Participants explained how mesh systems were cleared by FDA for marketing through the 510(k) process. They expressed concerns that the 510(k) process allows unproven medical devices onto the market, inasmuch as clearance does not require proof of safety or efficacy of class I or class II devices. As a result, they said, an uninformed, unaware public is endangered daily by unsafe and unproven medical devices.
The organization specifically recommended that the committee consider the following changes in the 510(k) clearance process:
Educate the American public about the difference between premarket approval and premarket notification.
Make adverse-event reporting mandatory, with clear consequences for silence by doctors, hospitals, and medical device makers.
Create a specific guide for FDA and CDRH to make better use of their regulatory authority. The decision-making process for when and how to use FDA’s regulatory authority should not be left to the discretion of agency employees.
Include a mechanism which stops medical device makers from paying doctors to use products off-label to increase the sales of their products.

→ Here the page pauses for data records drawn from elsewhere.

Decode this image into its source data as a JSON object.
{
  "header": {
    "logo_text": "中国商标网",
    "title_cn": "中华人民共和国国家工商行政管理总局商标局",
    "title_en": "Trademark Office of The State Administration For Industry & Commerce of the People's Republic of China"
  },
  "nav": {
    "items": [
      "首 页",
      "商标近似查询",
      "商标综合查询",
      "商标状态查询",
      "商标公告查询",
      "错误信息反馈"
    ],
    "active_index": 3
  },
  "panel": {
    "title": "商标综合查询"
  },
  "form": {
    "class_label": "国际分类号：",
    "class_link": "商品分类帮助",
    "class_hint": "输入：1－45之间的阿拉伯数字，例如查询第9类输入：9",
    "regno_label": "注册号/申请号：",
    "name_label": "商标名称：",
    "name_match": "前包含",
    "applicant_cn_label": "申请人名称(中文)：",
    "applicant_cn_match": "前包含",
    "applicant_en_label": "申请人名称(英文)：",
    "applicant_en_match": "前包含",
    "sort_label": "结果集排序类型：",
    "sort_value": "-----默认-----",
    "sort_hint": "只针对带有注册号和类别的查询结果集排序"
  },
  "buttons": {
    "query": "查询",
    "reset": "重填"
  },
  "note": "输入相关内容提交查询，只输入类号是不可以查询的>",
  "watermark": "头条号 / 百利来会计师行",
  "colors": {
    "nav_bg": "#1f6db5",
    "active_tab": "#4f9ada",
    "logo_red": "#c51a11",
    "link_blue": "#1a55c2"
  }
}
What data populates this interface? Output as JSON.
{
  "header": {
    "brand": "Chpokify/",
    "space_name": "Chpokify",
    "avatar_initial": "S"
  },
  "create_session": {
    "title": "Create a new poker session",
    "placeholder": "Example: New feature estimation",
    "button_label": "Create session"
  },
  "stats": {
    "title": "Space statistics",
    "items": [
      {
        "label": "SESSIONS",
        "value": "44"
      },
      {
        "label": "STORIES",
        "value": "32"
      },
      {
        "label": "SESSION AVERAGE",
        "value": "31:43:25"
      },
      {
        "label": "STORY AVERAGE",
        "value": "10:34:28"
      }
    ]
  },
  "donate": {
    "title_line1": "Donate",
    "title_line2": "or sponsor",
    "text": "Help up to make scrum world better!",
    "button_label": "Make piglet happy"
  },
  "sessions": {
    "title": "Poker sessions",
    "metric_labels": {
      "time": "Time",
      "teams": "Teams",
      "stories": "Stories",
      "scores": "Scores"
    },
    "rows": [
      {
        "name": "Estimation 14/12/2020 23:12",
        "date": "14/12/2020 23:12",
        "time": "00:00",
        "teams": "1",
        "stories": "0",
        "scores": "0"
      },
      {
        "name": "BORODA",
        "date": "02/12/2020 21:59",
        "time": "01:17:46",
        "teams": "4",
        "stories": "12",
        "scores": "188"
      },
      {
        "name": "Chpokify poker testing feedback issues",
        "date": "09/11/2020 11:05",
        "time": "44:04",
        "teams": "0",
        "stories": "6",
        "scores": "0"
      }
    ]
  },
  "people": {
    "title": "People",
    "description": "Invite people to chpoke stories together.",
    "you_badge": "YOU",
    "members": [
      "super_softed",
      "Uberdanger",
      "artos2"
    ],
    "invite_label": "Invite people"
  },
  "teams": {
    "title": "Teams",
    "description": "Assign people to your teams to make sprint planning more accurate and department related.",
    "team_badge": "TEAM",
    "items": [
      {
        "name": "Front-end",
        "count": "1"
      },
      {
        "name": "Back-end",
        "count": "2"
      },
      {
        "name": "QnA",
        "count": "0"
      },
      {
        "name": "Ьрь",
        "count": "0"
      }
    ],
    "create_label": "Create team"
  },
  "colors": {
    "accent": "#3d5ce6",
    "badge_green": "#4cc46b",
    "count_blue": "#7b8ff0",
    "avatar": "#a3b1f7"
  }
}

Participants called for expansion of informed consent, making it mandatory, for example, for a medical implant device package insert to be reviewed by the doctor with the patient 3–7 days before surgery (not on the day of surgery or when the package is opened in the operating room). It was also stressed that stakeholder involvement should be a critical component of the 510(k) process. One suggestion was for FDA to meet regularly with patients who have been adversely affected by the process. Participants also said that the 510(k) process should be more transparent.